## Description of the task:
Copy each of the following entries back without change.

Records shown: Begin

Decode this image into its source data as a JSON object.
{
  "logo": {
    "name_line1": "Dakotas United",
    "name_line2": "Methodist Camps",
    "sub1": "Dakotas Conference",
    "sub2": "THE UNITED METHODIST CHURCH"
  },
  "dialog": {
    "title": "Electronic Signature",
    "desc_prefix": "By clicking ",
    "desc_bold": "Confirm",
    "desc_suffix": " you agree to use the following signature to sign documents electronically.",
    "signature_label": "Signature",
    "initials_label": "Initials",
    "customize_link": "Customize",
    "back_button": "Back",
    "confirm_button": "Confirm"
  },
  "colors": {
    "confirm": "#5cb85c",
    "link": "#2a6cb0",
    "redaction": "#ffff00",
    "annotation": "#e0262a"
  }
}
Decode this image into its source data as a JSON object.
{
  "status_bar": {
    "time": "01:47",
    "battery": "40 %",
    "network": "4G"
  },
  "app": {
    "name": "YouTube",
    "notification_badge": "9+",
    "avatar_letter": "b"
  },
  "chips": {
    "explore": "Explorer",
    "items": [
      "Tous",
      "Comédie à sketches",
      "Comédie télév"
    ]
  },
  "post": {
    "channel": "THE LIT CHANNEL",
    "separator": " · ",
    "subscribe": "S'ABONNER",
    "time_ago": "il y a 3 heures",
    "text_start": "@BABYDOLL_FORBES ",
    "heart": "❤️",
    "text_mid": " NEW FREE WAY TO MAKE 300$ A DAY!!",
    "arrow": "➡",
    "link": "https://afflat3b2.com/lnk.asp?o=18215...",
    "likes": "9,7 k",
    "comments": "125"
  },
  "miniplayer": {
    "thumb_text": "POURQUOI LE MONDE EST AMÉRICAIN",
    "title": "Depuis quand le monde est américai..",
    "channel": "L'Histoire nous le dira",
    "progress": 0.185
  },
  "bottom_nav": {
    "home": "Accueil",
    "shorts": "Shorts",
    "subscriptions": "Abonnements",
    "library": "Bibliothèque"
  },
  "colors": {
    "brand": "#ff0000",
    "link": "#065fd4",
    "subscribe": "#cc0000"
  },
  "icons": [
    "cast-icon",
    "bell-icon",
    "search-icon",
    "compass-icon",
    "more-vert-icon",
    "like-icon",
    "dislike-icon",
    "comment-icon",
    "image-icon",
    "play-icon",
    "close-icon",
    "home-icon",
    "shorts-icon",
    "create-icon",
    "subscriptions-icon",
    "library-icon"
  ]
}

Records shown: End

## Completed task:
Decode this image into its source data as a JSON object.
{
  "logo": {
    "name_line1": "Dakotas United",
    "name_line2": "Methodist Camps",
    "sub1": "Dakotas Conference",
    "sub2": "THE UNITED METHODIST CHURCH"
  },
  "dialog": {
    "title": "Electronic Signature",
    "desc_prefix": "By clicking ",
    "desc_bold": "Confirm",
    "desc_suffix": " you agree to use the following signature to sign documents electronically.",
    "signature_label": "Signature",
    "initials_label": "Initials",
    "customize_link": "Customize",
    "back_button": "Back",
    "confirm_button": "Confirm"
  },
  "colors": {
    "confirm": "#5cb85c",
    "link": "#2a6cb0",
    "redaction": "#ffff00",
    "annotation": "#e0262a"
  }
}
Decode this image into its source data as a JSON object.
{
  "status_bar": {
    "time": "01:47",
    "battery": "40 %",
    "network": "4G"
  },
  "app": {
    "name": "YouTube",
    "notification_badge": "9+",
    "avatar_letter": "b"
  },
  "chips": {
    "explore": "Explorer",
    "items": [
      "Tous",
      "Comédie à sketches",
      "Comédie télév"
    ]
  },
  "post": {
    "channel": "THE LIT CHANNEL",
    "separator": " · ",
    "subscribe": "S'ABONNER",
    "time_ago": "il y a 3 heures",
    "text_start": "@BABYDOLL_FORBES ",
    "heart": "❤️",
    "text_mid": " NEW FREE WAY TO MAKE 300$ A DAY!!",
    "arrow": "➡",
    "link": "https://afflat3b2.com/lnk.asp?o=18215...",
    "likes": "9,7 k",
    "comments": "125"
  },
  "miniplayer": {
    "thumb_text": "POURQUOI LE MONDE EST AMÉRICAIN",
    "title": "Depuis quand le monde est américai..",
    "channel": "L'Histoire nous le dira",
    "progress": 0.185
  },
  "bottom_nav": {
    "home": "Accueil",
    "shorts": "Shorts",
    "subscriptions": "Abonnements",
    "library": "Bibliothèque"
  },
  "colors": {
    "brand": "#ff0000",
    "link": "#065fd4",
    "subscribe": "#cc0000"
  },
  "icons": [
    "cast-icon",
    "bell-icon",
    "search-icon",
    "compass-icon",
    "more-vert-icon",
    "like-icon",
    "dislike-icon",
    "comment-icon",
    "image-icon",
    "play-icon",
    "close-icon",
    "home-icon",
    "shorts-icon",
    "create-icon",
    "subscriptions-icon",
    "library-icon"
  ]
}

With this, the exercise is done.